29. Finally, the pouring over of the minutiae of transcripts is not a useful exercise. Inevitably there will be some inaccuracies, especially where a witness is cross-examined for some period of time. Such inaccuracies, should they be identified, in no way amount to fraud or perjury, and any application based on such inevitable inconsistencies is bound to fail. As stated by Langley J. in Sphere Drake Insurance plc: “it [would not] suffice … that [the witness’] evidence was wrong or unreliable…” for it to amount to perjury. Nonetheless, as stated, this does not prejudice my findings whatsoever in the motion at hand.

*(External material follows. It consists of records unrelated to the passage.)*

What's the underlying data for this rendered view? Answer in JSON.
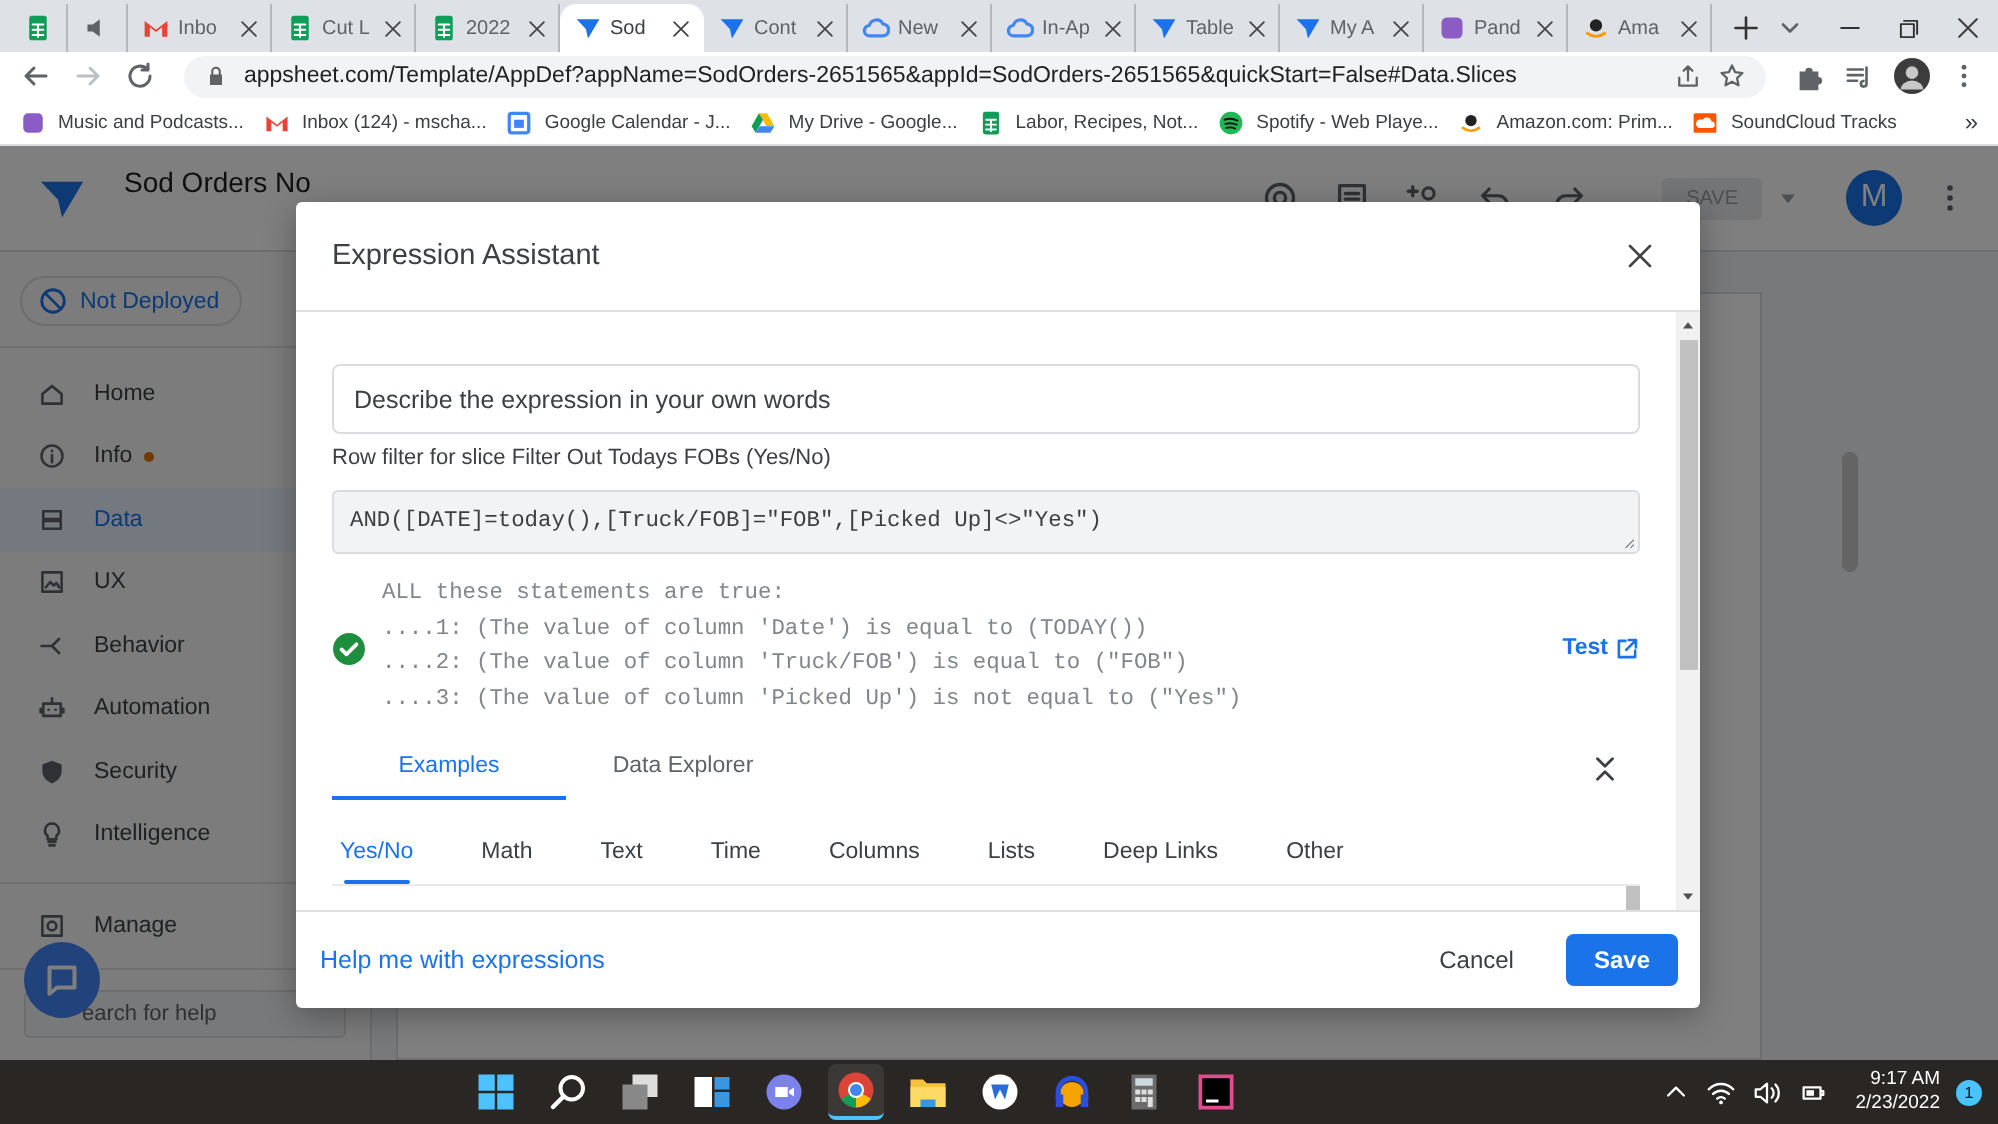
{
  "browser": {
    "tabs": [
      {
        "kind": "sheets",
        "selected": false
      },
      {
        "kind": "audio",
        "selected": false
      },
      {
        "kind": "gmail",
        "title": "Inbo",
        "selected": false
      },
      {
        "kind": "sheets",
        "title": "Cut L",
        "selected": false
      },
      {
        "kind": "sheets",
        "title": "2022",
        "selected": false
      },
      {
        "kind": "appsheet",
        "title": "Sod",
        "selected": true
      },
      {
        "kind": "appsheet",
        "title": "Cont",
        "selected": false
      },
      {
        "kind": "cloud",
        "title": "New",
        "selected": false
      },
      {
        "kind": "cloud",
        "title": "In-Ap",
        "selected": false
      },
      {
        "kind": "appsheet",
        "title": "Table",
        "selected": false
      },
      {
        "kind": "appsheet",
        "title": "My A",
        "selected": false
      },
      {
        "kind": "pandora",
        "title": "Pand",
        "selected": false
      },
      {
        "kind": "amazon",
        "title": "Ama",
        "selected": false
      }
    ],
    "address": "appsheet.com/Template/AppDef?appName=SodOrders-2651565&appId=SodOrders-2651565&quickStart=False#Data.Slices",
    "bookmarks": [
      {
        "kind": "pandora",
        "label": "Music and Podcasts..."
      },
      {
        "kind": "gmail",
        "label": "Inbox (124) - mscha..."
      },
      {
        "kind": "calendar",
        "label": "Google Calendar - J..."
      },
      {
        "kind": "drive",
        "label": "My Drive - Google..."
      },
      {
        "kind": "sheets",
        "label": "Labor, Recipes, Not..."
      },
      {
        "kind": "spotify",
        "label": "Spotify - Web Playe..."
      },
      {
        "kind": "amazon",
        "label": "Amazon.com: Prim..."
      },
      {
        "kind": "soundcloud",
        "label": "SoundCloud Tracks"
      }
    ],
    "bookmarks_more": "»"
  },
  "app": {
    "title": "Sod Orders No",
    "save_label": "SAVE",
    "avatar": "M",
    "status": "Not Deployed",
    "nav": [
      {
        "label": "Home",
        "selected": false,
        "dot": false
      },
      {
        "label": "Info",
        "selected": false,
        "dot": true
      },
      {
        "label": "Data",
        "selected": true,
        "dot": false
      },
      {
        "label": "UX",
        "selected": false,
        "dot": false
      },
      {
        "label": "Behavior",
        "selected": false,
        "dot": false
      },
      {
        "label": "Automation",
        "selected": false,
        "dot": false
      },
      {
        "label": "Security",
        "selected": false,
        "dot": false
      },
      {
        "label": "Intelligence",
        "selected": false,
        "dot": false
      }
    ],
    "manage": {
      "label": "Manage",
      "selected": false
    },
    "search": {
      "placeholder": "earch for help"
    }
  },
  "dialog": {
    "title": "Expression Assistant",
    "description": {
      "placeholder": "Describe the expression in your own words"
    },
    "hint": "Row filter for slice Filter Out Todays FOBs (Yes/No)",
    "expression": "AND([DATE]=today(),[Truck/FOB]=\"FOB\",[Picked Up]<>\"Yes\")",
    "valid": true,
    "explanation": [
      "ALL these statements are true:",
      "....1: (The value of column 'Date') is equal to (TODAY())",
      "....2: (The value of column 'Truck/FOB') is equal to (\"FOB\")",
      "....3: (The value of column 'Picked Up') is not equal to (\"Yes\")"
    ],
    "test_link": "Test",
    "tabs": [
      {
        "label": "Examples",
        "selected": true
      },
      {
        "label": "Data Explorer",
        "selected": false
      }
    ],
    "categories": [
      {
        "label": "Yes/No",
        "selected": true
      },
      {
        "label": "Math",
        "selected": false
      },
      {
        "label": "Text",
        "selected": false
      },
      {
        "label": "Time",
        "selected": false
      },
      {
        "label": "Columns",
        "selected": false
      },
      {
        "label": "Lists",
        "selected": false
      },
      {
        "label": "Deep Links",
        "selected": false
      },
      {
        "label": "Other",
        "selected": false
      }
    ],
    "help_link": "Help me with expressions",
    "cancel": "Cancel",
    "save": "Save"
  },
  "taskbar": {
    "apps": [
      {
        "selected": false
      },
      {
        "selected": false
      },
      {
        "selected": false
      },
      {
        "selected": false
      },
      {
        "selected": false
      },
      {
        "selected": true
      },
      {
        "selected": false
      },
      {
        "selected": false
      },
      {
        "selected": false
      },
      {
        "selected": false
      },
      {
        "selected": false
      }
    ],
    "time": "9:17 AM",
    "date": "2/23/2022",
    "notifications": "1"
  }
}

30. In relation to the allegation of perjury, the statements by Suzanne Quin, originally on affidavit, which the Plaintiff contends were untruthful, were fully opened before the Court. This Court had the opportunity to hear and observe Ms. Quin being cross-examined on this very point by the Plaintiff. There is for me, no evidence that the court was being deliberately misled by the Defendant. The Court has had the opportunity, as stated, of considering the situation together with all of the statements by Ms. Quin. The Plaintiff has submitted numerous submissions outlining where he feels the contradictions contained in the evidence lie, however none of these amount to perjury. The onus on the Plaintiff, although measured on the balance of probability, is nevertheless of a rigorous standard. Given both the implicit finality of the Court’s ruling and the serious nature of the allegation, there would have to be significant evidence of perjury before such a finding could be made. I thus conclude, having had regard to the above, that there is no evidence of perjury in this case, and Ms. Quin’s evidence is beyond reproach in this regard. I am satisfied that at all times she acted in good faith, and with the intention of sincerely assisting the Court.

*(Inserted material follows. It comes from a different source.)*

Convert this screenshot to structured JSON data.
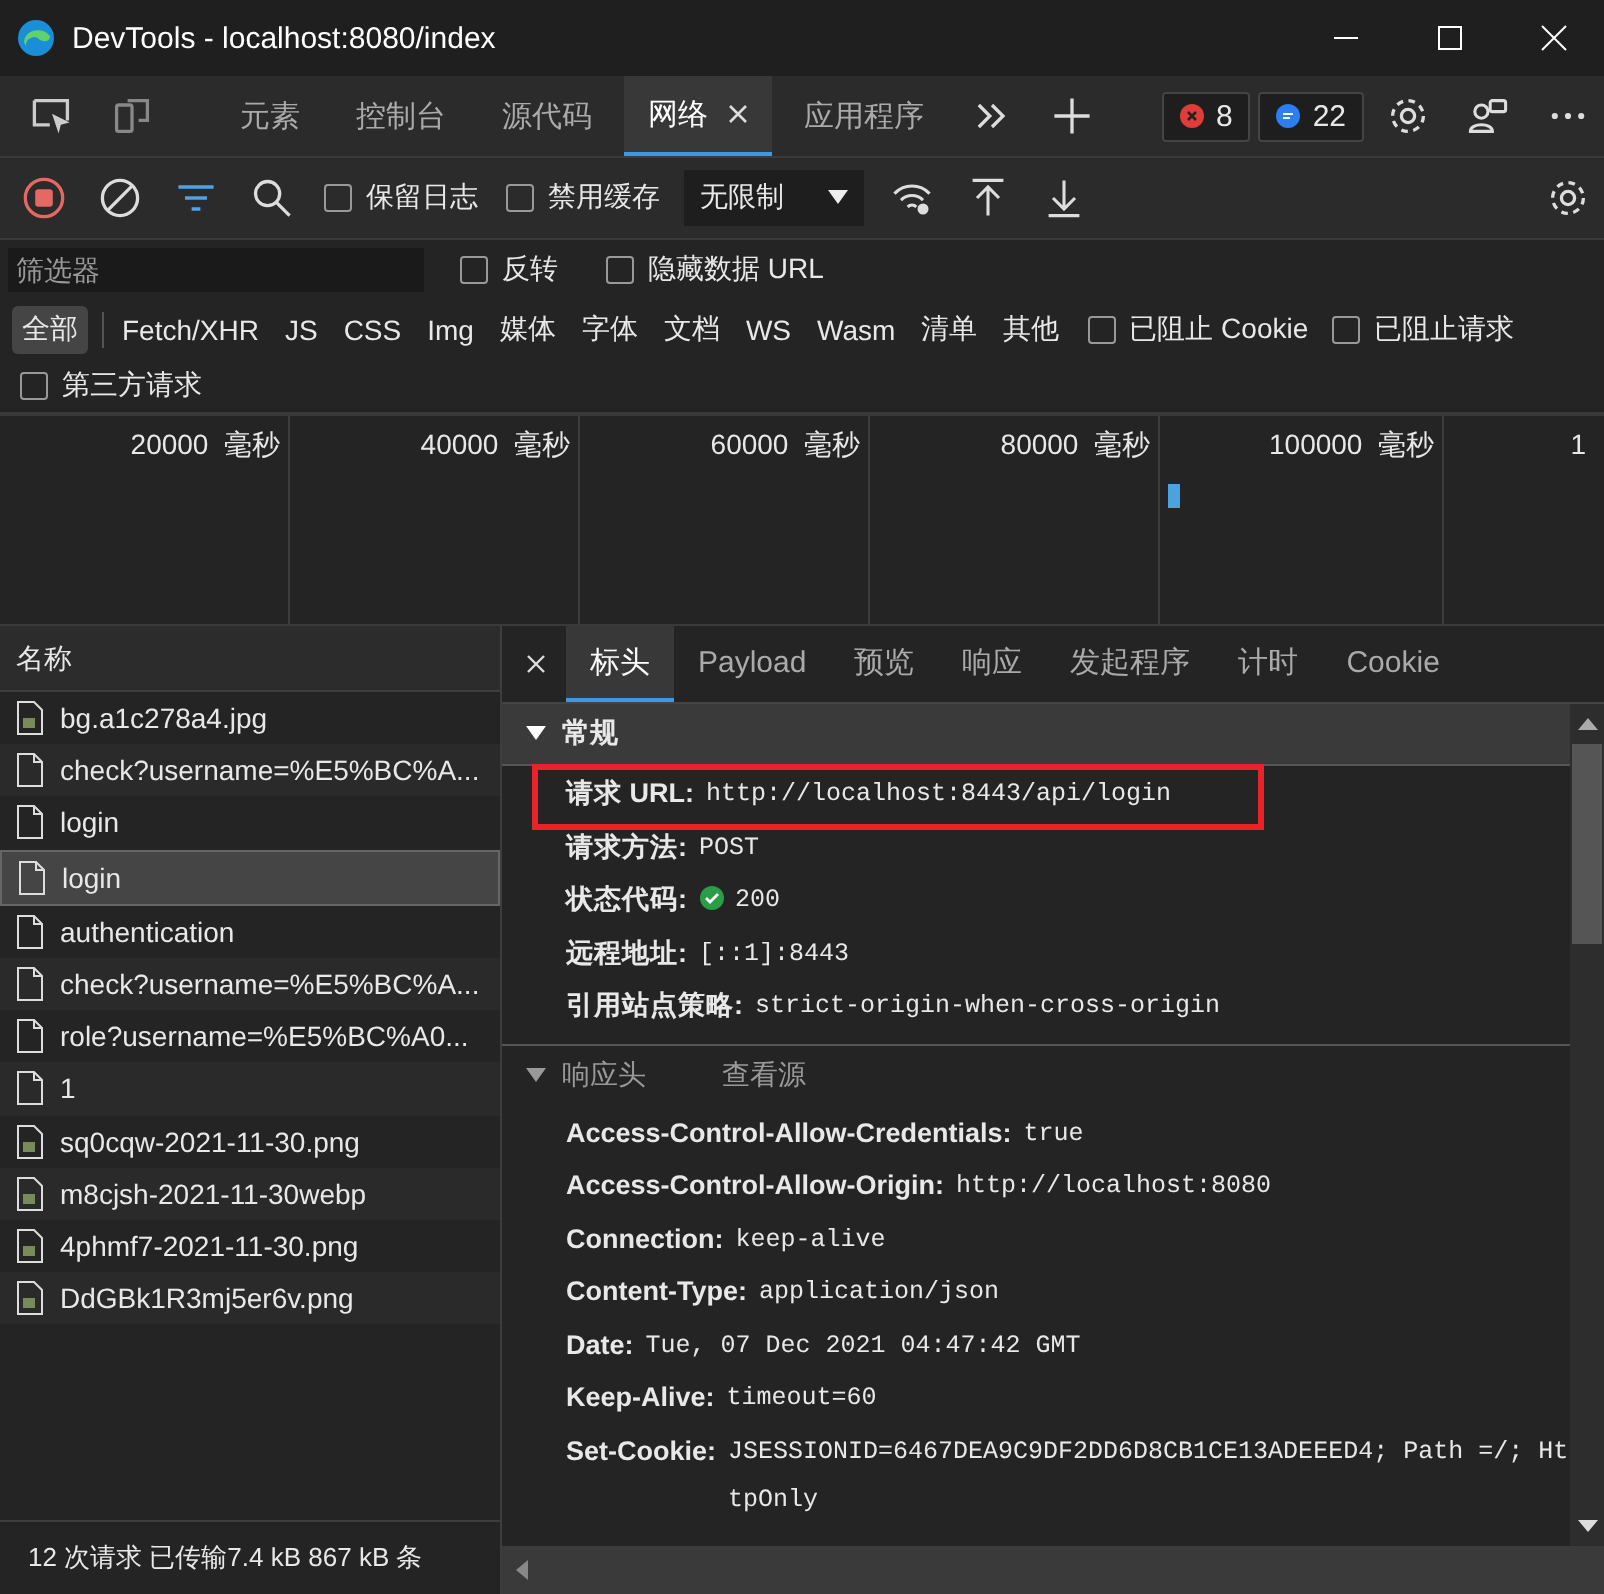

31. With regards to the allegations of agency I make no finding, except to say that even were I to hold that Ms. Quin was an agent of the Defendant, or that the Defendant had full knowledge of the circumstances of her evidence, this would have no bearing on my findings as I have not found any evidence of perjury.
32. In relation to the request by Ms. Quin to restrain the Plaintiff from further publication of accusations of perjury against her, I find it unnecessary to make any order on this point, given my ruling above and the fact that there was no motion for such, properly before me. However, I note, albeit obiter, that given the above finding that she was not guilty of perjury this should be sufficient to clear her name. Any further allegations of perjury published by anyone, which arise out of the same above set of facts upon which I have ruled, would undoubtedly amount to defamation.
33. I thus dismiss the Plaintiff’s application.